LISTED RECORDS below:

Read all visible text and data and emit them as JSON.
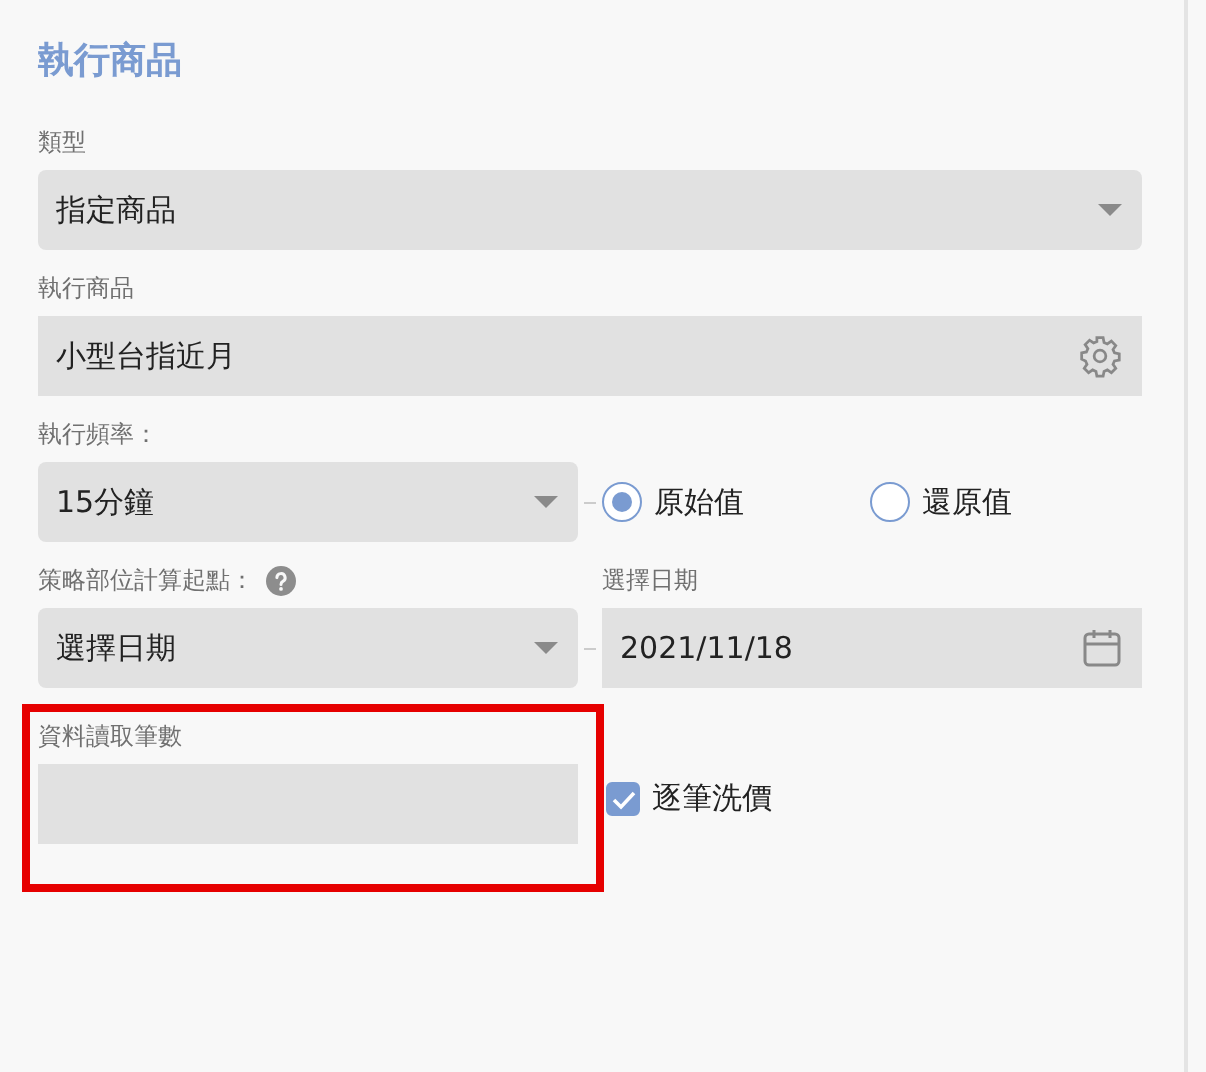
{
  "title": "執行商品",
  "type_field": {
    "label": "類型",
    "value": "指定商品"
  },
  "product_field": {
    "label": "執行商品",
    "value": "小型台指近月"
  },
  "frequency": {
    "label": "執行頻率：",
    "value": "15分鐘",
    "options": [
      {
        "label": "原始值",
        "selected": true
      },
      {
        "label": "還原值",
        "selected": false
      }
    ]
  },
  "start_point": {
    "label": "策略部位計算起點：",
    "value": "選擇日期"
  },
  "date_field": {
    "label": "選擇日期",
    "value": "2021/11/18"
  },
  "record_count": {
    "label": "資料讀取筆數",
    "highlighted": true
  },
  "tick_cleaning": {
    "label": "逐筆洗價",
    "checked": true
  }
}
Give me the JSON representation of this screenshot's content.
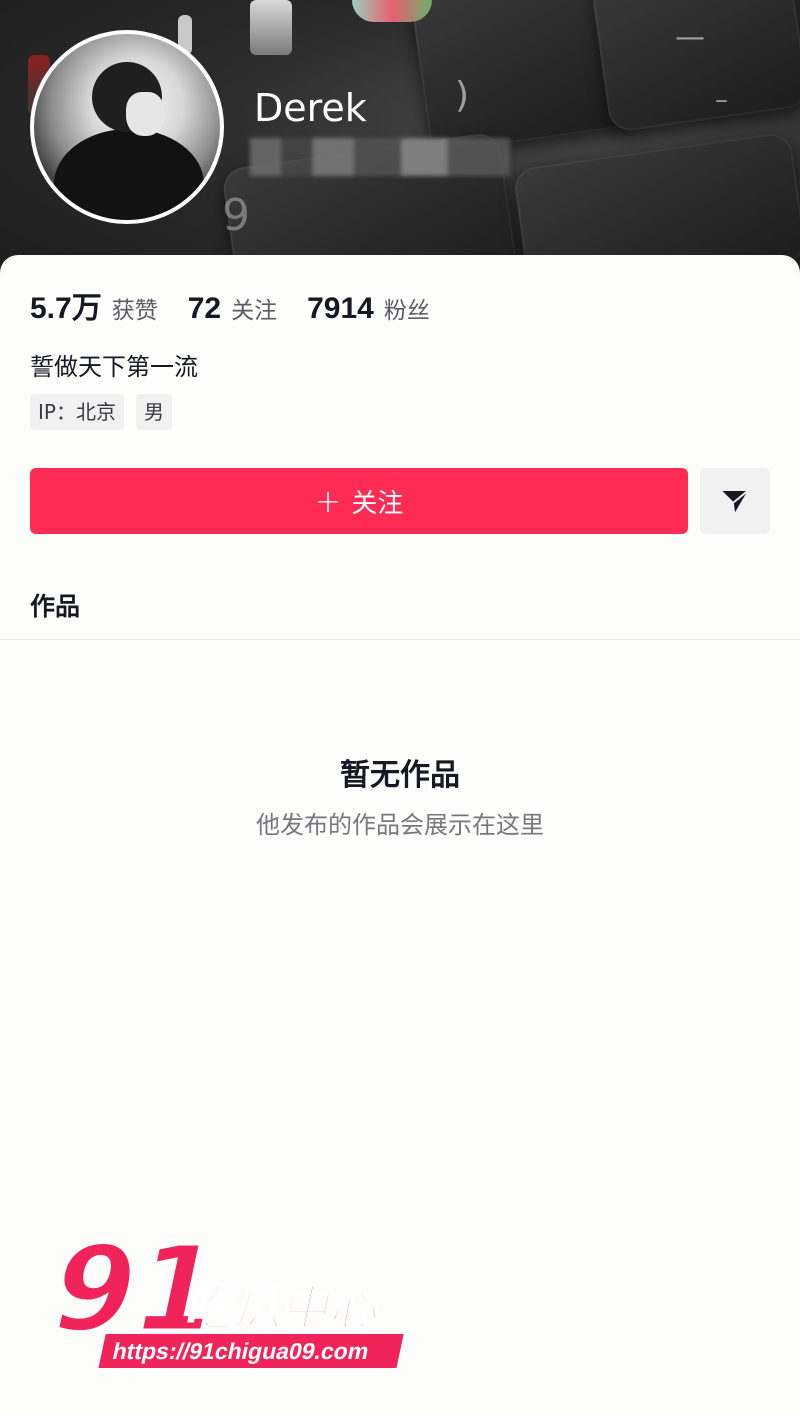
{
  "profile": {
    "username": "Derek",
    "bio": "誓做天下第一流",
    "ip_tag": "IP：北京",
    "gender_tag": "男"
  },
  "stats": [
    {
      "value": "5.7万",
      "label": "获赞"
    },
    {
      "value": "72",
      "label": "关注"
    },
    {
      "value": "7914",
      "label": "粉丝"
    }
  ],
  "actions": {
    "follow_label": "关注",
    "follow_icon": "plus-icon",
    "message_icon": "send-icon"
  },
  "tabs": {
    "works_label": "作品"
  },
  "empty_state": {
    "title": "暂无作品",
    "subtitle": "他发布的作品会展示在这里"
  },
  "watermark": {
    "number": "91",
    "name": "吃瓜中心",
    "url": "https://91chigua09.com"
  },
  "colors": {
    "accent": "#fe2c55",
    "text_primary": "#161823",
    "text_secondary": "#77777f"
  }
}
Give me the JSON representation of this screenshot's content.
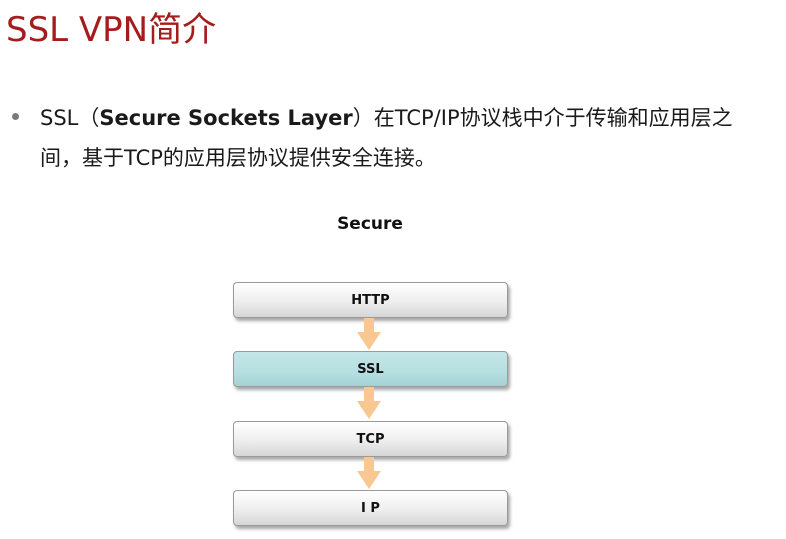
{
  "slide": {
    "title": "SSL VPN简介",
    "bullet": {
      "prefix": "SSL（",
      "bold": "Secure Sockets Layer",
      "suffix": "）在TCP/IP协议栈中介于传输和应用层之间，基于TCP的应用层协议提供安全连接。"
    }
  },
  "diagram": {
    "title": "Secure",
    "layers": [
      "HTTP",
      "SSL",
      "TCP",
      "I P"
    ],
    "colors": {
      "layer_default": "#eeeeee",
      "layer_highlight": "#b6dfe1",
      "arrow": "#f9c792"
    }
  }
}
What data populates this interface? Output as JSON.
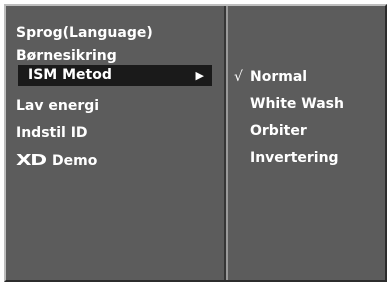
{
  "menu": {
    "items": [
      {
        "label": "Sprog(Language)"
      },
      {
        "label": "Børnesikring"
      },
      {
        "label": "ISM Metod",
        "arrow": "▶"
      },
      {
        "label": "Lav energi"
      },
      {
        "label": "Indstil ID"
      },
      {
        "logo": "XD",
        "label": "Demo"
      }
    ],
    "selected_index": 2
  },
  "submenu": {
    "check_mark": "√",
    "selected_index": 0,
    "options": [
      {
        "label": "Normal"
      },
      {
        "label": "White Wash"
      },
      {
        "label": "Orbiter"
      },
      {
        "label": "Invertering"
      }
    ]
  },
  "colors": {
    "panel_bg": "#5c5c5c",
    "highlight_bg": "#1a1a1a",
    "text": "#ffffff"
  }
}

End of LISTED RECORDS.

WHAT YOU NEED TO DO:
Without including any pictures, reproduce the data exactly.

FINISHED EXERCISE:
Read all visible text and data and emit them as JSON.
{
  "title": "執行商品",
  "type_field": {
    "label": "類型",
    "value": "指定商品"
  },
  "product_field": {
    "label": "執行商品",
    "value": "小型台指近月"
  },
  "frequency": {
    "label": "執行頻率：",
    "value": "15分鐘",
    "options": [
      {
        "label": "原始值",
        "selected": true
      },
      {
        "label": "還原值",
        "selected": false
      }
    ]
  },
  "start_point": {
    "label": "策略部位計算起點：",
    "value": "選擇日期"
  },
  "date_field": {
    "label": "選擇日期",
    "value": "2021/11/18"
  },
  "record_count": {
    "label": "資料讀取筆數",
    "highlighted": true
  },
  "tick_cleaning": {
    "label": "逐筆洗價",
    "checked": true
  }
}
Give me the JSON representation of this screenshot's content.
{
  "profile": {
    "username": "Derek",
    "bio": "誓做天下第一流",
    "ip_tag": "IP：北京",
    "gender_tag": "男"
  },
  "stats": [
    {
      "value": "5.7万",
      "label": "获赞"
    },
    {
      "value": "72",
      "label": "关注"
    },
    {
      "value": "7914",
      "label": "粉丝"
    }
  ],
  "actions": {
    "follow_label": "关注",
    "follow_icon": "plus-icon",
    "message_icon": "send-icon"
  },
  "tabs": {
    "works_label": "作品"
  },
  "empty_state": {
    "title": "暂无作品",
    "subtitle": "他发布的作品会展示在这里"
  },
  "watermark": {
    "number": "91",
    "name": "吃瓜中心",
    "url": "https://91chigua09.com"
  },
  "colors": {
    "accent": "#fe2c55",
    "text_primary": "#161823",
    "text_secondary": "#77777f"
  }
}
Give me the JSON representation of this screenshot's content.
{
  "slide": {
    "title": "SSL VPN简介",
    "bullet": {
      "prefix": "SSL（",
      "bold": "Secure Sockets Layer",
      "suffix": "）在TCP/IP协议栈中介于传输和应用层之间，基于TCP的应用层协议提供安全连接。"
    }
  },
  "diagram": {
    "title": "Secure",
    "layers": [
      "HTTP",
      "SSL",
      "TCP",
      "I P"
    ],
    "colors": {
      "layer_default": "#eeeeee",
      "layer_highlight": "#b6dfe1",
      "arrow": "#f9c792"
    }
  }
}
What data populates this interface? Output as JSON.
{
  "menu": {
    "items": [
      {
        "label": "Sprog(Language)"
      },
      {
        "label": "Børnesikring"
      },
      {
        "label": "ISM Metod",
        "arrow": "▶"
      },
      {
        "label": "Lav energi"
      },
      {
        "label": "Indstil ID"
      },
      {
        "logo": "XD",
        "label": "Demo"
      }
    ],
    "selected_index": 2
  },
  "submenu": {
    "check_mark": "√",
    "selected_index": 0,
    "options": [
      {
        "label": "Normal"
      },
      {
        "label": "White Wash"
      },
      {
        "label": "Orbiter"
      },
      {
        "label": "Invertering"
      }
    ]
  },
  "colors": {
    "panel_bg": "#5c5c5c",
    "highlight_bg": "#1a1a1a",
    "text": "#ffffff"
  }
}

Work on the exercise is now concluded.